#### [Exercise instructions]
Give the count of lines in the records below that contain "JSON", with no other words.

-------- Exercise data

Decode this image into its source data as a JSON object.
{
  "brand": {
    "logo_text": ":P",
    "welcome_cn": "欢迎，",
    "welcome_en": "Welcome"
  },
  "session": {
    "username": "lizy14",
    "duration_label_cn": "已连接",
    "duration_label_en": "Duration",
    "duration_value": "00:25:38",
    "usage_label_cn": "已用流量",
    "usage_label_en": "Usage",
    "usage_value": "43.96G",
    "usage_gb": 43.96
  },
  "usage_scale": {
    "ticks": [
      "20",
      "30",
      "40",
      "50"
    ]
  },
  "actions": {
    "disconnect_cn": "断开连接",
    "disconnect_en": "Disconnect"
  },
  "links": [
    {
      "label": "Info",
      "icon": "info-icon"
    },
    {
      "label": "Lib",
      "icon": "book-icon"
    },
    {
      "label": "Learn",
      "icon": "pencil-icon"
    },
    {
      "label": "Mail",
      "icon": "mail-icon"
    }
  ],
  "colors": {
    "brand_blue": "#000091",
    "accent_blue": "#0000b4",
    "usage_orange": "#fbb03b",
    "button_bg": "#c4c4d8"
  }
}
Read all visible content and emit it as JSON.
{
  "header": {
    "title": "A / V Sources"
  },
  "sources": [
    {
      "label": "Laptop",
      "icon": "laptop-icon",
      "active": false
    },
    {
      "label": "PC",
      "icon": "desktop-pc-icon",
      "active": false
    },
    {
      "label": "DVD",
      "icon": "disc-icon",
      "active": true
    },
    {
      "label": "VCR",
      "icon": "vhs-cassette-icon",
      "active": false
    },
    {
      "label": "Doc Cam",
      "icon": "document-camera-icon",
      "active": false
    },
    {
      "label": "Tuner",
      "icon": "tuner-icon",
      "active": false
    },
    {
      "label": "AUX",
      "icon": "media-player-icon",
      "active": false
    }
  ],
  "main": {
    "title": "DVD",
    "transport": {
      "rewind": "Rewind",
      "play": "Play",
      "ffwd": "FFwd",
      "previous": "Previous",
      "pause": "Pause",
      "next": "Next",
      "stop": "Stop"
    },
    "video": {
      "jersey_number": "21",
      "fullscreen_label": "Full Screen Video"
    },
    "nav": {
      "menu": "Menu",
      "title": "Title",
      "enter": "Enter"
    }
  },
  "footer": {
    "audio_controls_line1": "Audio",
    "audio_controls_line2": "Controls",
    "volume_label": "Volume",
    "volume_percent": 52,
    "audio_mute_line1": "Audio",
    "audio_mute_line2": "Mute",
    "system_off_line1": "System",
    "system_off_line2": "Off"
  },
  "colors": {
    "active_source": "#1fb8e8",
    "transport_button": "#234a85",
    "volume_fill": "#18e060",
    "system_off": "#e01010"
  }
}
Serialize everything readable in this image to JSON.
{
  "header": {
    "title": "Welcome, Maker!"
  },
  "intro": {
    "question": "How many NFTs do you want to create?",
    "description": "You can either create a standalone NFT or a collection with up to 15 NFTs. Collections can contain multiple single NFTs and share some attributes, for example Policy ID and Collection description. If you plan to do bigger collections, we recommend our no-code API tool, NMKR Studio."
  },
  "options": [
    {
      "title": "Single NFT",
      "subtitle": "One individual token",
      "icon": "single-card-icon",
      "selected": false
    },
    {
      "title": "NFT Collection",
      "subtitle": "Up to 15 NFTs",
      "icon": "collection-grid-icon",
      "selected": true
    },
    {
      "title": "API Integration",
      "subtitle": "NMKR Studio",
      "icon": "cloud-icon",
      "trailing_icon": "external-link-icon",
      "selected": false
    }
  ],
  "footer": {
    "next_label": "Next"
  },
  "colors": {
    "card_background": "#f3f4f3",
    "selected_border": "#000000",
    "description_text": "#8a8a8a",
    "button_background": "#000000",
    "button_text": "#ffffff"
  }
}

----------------

#### [Exercise result]
3